[Entries from a dataset of interfaces]
⟨

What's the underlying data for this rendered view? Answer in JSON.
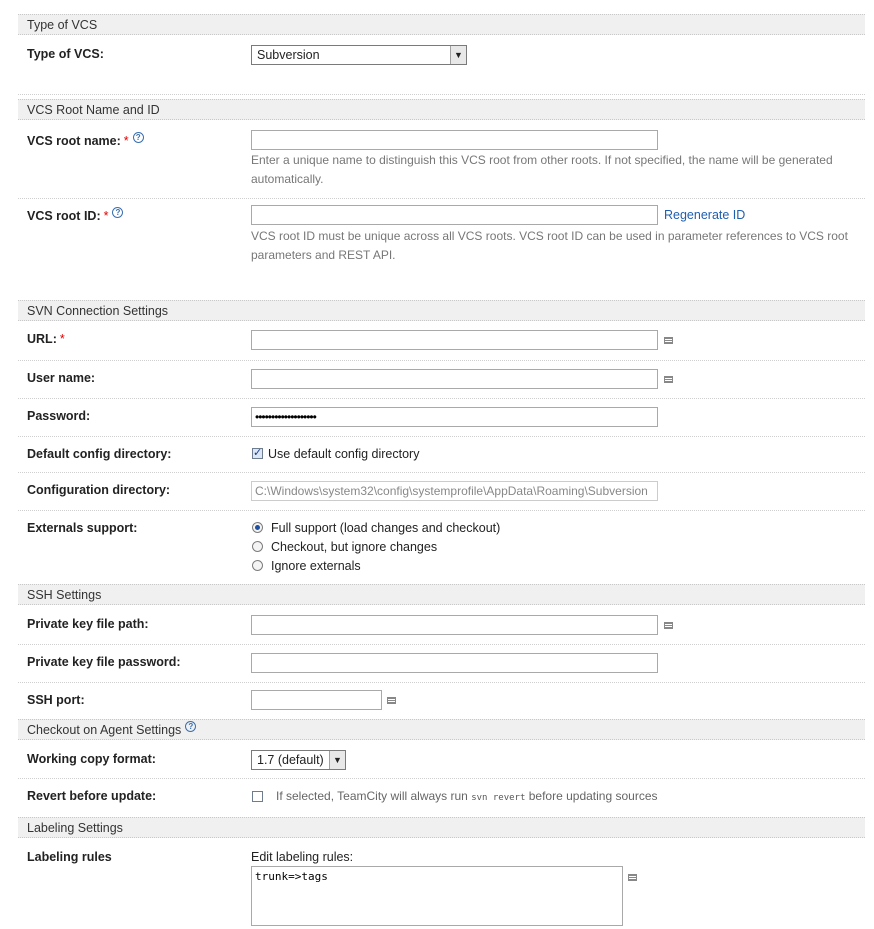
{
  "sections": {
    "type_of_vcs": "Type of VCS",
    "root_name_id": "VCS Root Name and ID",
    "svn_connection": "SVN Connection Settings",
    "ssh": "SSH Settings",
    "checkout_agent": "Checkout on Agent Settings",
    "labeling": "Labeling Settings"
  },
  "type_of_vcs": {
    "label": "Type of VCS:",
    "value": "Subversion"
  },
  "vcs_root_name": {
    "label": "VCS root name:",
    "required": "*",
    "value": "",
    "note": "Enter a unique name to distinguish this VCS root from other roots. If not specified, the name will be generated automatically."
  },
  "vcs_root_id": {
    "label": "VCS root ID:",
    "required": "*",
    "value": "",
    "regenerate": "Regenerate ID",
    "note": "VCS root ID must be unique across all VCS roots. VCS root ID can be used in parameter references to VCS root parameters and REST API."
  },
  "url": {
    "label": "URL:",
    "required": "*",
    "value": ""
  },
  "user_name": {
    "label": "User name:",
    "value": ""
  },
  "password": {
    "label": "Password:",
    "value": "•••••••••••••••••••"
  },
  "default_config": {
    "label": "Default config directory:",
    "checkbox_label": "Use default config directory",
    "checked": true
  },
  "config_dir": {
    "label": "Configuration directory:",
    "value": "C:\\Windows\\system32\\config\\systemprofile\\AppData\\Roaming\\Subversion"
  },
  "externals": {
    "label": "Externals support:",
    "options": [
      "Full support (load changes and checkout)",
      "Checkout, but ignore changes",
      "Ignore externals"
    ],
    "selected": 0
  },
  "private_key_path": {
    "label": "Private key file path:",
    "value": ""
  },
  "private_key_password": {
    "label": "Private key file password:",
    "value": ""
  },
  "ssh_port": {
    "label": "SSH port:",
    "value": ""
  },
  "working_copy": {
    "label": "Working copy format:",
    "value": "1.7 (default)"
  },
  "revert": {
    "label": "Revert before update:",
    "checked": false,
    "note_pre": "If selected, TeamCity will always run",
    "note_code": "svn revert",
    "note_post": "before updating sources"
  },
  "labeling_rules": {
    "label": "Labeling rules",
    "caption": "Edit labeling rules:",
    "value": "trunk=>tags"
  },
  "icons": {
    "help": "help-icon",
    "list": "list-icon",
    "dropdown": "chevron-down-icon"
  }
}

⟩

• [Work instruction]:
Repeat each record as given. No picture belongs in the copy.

• [Exercise solution]:
What's the underlying data for this rendered view? Answer in JSON.
{
  "sections": {
    "type_of_vcs": "Type of VCS",
    "root_name_id": "VCS Root Name and ID",
    "svn_connection": "SVN Connection Settings",
    "ssh": "SSH Settings",
    "checkout_agent": "Checkout on Agent Settings",
    "labeling": "Labeling Settings"
  },
  "type_of_vcs": {
    "label": "Type of VCS:",
    "value": "Subversion"
  },
  "vcs_root_name": {
    "label": "VCS root name:",
    "required": "*",
    "value": "",
    "note": "Enter a unique name to distinguish this VCS root from other roots. If not specified, the name will be generated automatically."
  },
  "vcs_root_id": {
    "label": "VCS root ID:",
    "required": "*",
    "value": "",
    "regenerate": "Regenerate ID",
    "note": "VCS root ID must be unique across all VCS roots. VCS root ID can be used in parameter references to VCS root parameters and REST API."
  },
  "url": {
    "label": "URL:",
    "required": "*",
    "value": ""
  },
  "user_name": {
    "label": "User name:",
    "value": ""
  },
  "password": {
    "label": "Password:",
    "value": "•••••••••••••••••••"
  },
  "default_config": {
    "label": "Default config directory:",
    "checkbox_label": "Use default config directory",
    "checked": true
  },
  "config_dir": {
    "label": "Configuration directory:",
    "value": "C:\\Windows\\system32\\config\\systemprofile\\AppData\\Roaming\\Subversion"
  },
  "externals": {
    "label": "Externals support:",
    "options": [
      "Full support (load changes and checkout)",
      "Checkout, but ignore changes",
      "Ignore externals"
    ],
    "selected": 0
  },
  "private_key_path": {
    "label": "Private key file path:",
    "value": ""
  },
  "private_key_password": {
    "label": "Private key file password:",
    "value": ""
  },
  "ssh_port": {
    "label": "SSH port:",
    "value": ""
  },
  "working_copy": {
    "label": "Working copy format:",
    "value": "1.7 (default)"
  },
  "revert": {
    "label": "Revert before update:",
    "checked": false,
    "note_pre": "If selected, TeamCity will always run",
    "note_code": "svn revert",
    "note_post": "before updating sources"
  },
  "labeling_rules": {
    "label": "Labeling rules",
    "caption": "Edit labeling rules:",
    "value": "trunk=>tags"
  },
  "icons": {
    "help": "help-icon",
    "list": "list-icon",
    "dropdown": "chevron-down-icon"
  }
}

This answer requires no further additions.